[REQUIREMENT]
Nothing but a number should be returned: the count of lines in the records that contain "البرنت".

(Component data from apps and pages)
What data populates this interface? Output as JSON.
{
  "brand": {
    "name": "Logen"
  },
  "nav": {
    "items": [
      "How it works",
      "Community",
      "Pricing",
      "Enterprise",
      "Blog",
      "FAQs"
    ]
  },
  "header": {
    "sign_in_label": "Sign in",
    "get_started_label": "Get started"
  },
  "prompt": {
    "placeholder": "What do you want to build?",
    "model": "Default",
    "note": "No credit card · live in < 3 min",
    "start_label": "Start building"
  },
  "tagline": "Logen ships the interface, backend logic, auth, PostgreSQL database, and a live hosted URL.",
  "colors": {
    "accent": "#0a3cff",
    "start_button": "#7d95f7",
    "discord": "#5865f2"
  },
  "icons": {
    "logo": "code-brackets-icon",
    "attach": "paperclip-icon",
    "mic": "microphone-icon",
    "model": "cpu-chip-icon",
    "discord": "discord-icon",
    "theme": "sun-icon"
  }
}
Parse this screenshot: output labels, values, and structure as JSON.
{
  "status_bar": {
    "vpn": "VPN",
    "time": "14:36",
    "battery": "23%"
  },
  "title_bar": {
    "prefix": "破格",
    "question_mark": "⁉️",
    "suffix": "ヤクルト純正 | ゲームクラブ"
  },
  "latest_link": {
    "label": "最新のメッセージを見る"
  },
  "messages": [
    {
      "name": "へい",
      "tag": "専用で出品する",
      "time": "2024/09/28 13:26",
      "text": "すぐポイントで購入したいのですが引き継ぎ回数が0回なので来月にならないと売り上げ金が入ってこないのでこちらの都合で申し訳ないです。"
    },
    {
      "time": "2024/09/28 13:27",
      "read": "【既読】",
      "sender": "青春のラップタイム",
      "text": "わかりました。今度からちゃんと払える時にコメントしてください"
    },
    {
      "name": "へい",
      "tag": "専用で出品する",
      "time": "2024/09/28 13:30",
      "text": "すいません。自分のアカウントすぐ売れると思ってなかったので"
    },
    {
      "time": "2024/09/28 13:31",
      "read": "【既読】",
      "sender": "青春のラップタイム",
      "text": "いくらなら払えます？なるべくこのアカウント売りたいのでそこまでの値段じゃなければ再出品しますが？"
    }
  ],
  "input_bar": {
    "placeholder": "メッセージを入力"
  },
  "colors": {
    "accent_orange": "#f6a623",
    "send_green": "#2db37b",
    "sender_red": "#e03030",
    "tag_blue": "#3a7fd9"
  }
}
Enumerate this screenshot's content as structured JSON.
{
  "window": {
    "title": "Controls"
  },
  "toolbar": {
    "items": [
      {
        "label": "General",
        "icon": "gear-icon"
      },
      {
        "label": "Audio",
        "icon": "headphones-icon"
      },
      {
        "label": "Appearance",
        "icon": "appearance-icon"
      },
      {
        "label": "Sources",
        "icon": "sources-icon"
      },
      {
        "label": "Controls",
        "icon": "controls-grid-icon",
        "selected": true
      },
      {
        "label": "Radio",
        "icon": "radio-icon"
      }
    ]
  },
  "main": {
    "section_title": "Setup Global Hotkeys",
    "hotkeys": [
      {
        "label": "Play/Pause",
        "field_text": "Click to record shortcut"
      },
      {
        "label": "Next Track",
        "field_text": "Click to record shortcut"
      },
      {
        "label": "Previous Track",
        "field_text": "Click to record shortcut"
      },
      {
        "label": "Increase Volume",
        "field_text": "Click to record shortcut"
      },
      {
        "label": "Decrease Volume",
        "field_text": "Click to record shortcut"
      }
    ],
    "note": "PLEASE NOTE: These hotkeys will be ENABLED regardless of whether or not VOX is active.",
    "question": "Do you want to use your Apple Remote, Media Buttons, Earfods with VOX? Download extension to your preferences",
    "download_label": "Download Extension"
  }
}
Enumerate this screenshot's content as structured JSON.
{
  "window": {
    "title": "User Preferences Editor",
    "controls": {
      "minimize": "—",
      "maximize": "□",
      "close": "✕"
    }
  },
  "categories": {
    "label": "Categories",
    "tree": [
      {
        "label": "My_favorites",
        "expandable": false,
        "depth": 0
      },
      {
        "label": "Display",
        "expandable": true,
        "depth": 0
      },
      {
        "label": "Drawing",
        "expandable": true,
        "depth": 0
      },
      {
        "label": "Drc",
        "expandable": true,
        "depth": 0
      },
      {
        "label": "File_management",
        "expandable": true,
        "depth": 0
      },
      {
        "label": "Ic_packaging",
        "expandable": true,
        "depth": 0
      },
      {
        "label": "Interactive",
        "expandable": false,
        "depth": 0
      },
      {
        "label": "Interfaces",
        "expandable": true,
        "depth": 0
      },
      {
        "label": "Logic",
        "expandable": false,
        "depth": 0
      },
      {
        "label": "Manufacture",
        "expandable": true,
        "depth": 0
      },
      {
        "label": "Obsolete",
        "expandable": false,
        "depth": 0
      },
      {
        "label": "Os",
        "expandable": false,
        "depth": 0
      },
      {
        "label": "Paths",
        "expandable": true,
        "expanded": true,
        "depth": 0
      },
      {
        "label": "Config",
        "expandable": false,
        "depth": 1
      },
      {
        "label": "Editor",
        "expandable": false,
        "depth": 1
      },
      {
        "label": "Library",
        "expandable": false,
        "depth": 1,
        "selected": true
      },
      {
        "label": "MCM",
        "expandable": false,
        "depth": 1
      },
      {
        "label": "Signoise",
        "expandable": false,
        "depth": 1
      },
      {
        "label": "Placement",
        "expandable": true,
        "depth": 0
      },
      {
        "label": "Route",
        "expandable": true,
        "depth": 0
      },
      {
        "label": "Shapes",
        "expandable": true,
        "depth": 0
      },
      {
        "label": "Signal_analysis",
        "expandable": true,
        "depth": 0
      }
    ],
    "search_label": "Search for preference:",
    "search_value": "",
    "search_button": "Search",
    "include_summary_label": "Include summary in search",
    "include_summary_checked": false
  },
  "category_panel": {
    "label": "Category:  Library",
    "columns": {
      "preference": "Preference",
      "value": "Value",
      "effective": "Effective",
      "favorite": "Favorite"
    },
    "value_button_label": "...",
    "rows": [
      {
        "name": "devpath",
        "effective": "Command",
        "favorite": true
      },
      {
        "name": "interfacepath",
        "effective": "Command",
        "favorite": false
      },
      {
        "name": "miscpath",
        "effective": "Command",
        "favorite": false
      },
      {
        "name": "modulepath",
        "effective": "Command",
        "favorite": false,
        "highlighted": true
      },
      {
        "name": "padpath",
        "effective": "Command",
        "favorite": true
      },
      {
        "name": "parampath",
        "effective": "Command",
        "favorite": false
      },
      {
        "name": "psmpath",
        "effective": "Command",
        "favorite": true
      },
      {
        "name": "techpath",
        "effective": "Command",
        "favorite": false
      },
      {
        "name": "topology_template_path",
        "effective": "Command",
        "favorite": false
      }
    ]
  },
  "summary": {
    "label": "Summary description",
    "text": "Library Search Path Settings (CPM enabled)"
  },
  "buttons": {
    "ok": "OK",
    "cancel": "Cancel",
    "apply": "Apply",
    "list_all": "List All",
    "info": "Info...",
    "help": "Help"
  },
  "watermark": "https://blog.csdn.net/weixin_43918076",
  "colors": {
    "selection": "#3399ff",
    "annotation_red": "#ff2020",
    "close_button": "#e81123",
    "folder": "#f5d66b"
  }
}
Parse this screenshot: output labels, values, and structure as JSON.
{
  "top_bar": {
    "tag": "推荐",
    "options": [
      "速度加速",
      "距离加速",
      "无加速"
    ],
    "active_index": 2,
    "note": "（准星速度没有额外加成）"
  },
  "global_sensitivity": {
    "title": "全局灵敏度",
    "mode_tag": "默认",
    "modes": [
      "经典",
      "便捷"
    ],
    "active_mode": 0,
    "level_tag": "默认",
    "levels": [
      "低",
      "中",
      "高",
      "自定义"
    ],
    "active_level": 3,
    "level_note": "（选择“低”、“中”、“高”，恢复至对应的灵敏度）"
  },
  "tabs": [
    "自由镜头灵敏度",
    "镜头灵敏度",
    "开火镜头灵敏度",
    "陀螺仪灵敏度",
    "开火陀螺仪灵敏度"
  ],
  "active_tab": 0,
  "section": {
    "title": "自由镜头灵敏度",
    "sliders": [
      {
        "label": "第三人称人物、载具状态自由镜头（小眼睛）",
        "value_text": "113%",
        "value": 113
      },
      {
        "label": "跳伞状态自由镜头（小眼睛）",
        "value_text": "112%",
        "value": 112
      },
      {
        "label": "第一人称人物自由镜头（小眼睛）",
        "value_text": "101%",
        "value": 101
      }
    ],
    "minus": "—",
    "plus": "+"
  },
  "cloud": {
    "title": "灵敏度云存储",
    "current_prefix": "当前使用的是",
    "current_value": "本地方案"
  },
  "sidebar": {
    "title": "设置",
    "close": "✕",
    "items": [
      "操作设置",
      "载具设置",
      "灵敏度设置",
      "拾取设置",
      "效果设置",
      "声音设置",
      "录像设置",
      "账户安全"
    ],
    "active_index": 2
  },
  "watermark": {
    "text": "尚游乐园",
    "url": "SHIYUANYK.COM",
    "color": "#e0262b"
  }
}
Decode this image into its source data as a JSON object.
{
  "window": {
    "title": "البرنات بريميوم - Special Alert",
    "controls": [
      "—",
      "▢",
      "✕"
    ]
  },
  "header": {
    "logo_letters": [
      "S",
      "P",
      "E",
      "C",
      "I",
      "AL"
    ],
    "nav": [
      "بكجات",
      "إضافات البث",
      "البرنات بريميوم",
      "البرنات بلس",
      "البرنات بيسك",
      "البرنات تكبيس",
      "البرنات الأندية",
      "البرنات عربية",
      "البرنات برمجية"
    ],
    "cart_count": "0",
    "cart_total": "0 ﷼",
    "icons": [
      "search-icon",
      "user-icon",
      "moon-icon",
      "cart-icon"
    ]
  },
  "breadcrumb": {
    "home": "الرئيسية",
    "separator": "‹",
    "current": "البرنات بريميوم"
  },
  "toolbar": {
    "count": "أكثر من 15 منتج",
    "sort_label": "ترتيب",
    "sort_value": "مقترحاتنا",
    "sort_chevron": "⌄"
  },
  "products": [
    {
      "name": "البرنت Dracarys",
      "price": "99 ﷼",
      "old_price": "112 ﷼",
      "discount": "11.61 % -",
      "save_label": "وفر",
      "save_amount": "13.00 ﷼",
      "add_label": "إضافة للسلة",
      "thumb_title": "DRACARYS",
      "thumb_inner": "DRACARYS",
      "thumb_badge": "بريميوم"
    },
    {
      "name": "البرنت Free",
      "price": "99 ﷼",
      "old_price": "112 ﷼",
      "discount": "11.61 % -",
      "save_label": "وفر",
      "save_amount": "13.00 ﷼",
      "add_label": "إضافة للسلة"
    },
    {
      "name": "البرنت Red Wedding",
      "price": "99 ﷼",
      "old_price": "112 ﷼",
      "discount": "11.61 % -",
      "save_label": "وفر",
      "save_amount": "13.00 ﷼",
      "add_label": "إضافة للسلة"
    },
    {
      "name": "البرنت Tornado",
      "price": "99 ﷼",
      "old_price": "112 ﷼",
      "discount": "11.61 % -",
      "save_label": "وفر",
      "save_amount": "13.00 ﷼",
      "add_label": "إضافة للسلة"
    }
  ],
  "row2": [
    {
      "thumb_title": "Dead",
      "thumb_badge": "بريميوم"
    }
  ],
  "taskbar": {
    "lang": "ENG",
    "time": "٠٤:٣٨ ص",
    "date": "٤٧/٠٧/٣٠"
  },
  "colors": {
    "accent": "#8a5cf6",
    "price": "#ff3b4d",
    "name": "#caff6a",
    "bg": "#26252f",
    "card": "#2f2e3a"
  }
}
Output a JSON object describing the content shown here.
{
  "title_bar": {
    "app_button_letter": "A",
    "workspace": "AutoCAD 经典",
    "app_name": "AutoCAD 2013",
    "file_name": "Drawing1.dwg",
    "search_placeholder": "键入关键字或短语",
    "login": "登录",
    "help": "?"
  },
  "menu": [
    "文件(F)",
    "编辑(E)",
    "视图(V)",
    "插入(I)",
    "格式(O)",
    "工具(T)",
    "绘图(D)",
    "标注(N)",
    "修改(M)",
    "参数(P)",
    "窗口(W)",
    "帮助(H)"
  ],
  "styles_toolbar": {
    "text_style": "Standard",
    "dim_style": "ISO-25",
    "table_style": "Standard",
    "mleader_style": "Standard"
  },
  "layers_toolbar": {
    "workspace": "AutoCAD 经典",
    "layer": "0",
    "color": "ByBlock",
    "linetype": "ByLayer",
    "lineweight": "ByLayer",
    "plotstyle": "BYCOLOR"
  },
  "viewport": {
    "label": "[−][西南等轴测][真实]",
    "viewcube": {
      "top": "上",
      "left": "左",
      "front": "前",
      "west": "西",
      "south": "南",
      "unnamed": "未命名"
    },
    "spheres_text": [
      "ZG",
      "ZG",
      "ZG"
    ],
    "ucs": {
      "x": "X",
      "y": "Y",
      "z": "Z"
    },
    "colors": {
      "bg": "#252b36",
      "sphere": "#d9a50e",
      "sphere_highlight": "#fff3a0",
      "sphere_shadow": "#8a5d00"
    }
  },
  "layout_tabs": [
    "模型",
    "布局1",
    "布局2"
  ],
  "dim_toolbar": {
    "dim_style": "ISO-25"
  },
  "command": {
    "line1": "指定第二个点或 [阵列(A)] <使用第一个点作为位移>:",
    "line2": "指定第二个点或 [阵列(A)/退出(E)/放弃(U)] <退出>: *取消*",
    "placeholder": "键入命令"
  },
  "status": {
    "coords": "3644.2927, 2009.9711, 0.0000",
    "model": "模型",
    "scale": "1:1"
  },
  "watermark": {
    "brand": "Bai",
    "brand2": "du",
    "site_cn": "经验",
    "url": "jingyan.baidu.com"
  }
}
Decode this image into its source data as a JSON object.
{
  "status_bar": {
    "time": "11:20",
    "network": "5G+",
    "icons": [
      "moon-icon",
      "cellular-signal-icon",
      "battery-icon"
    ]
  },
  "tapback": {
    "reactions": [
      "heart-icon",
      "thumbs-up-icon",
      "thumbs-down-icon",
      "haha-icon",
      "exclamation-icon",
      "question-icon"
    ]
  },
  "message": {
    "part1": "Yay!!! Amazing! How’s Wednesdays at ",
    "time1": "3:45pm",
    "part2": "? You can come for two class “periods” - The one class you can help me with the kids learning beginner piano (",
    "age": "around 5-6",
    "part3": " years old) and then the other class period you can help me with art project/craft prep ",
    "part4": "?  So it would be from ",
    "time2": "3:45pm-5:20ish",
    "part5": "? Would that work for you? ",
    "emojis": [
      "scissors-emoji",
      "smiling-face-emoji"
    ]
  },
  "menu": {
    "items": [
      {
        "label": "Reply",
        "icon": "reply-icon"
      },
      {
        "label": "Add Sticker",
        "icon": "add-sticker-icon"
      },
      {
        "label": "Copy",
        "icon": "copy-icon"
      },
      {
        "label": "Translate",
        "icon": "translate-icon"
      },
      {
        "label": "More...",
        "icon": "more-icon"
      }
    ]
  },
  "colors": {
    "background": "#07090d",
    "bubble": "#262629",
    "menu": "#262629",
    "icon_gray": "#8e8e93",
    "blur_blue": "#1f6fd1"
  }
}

[EXERCISE ANSWER]
4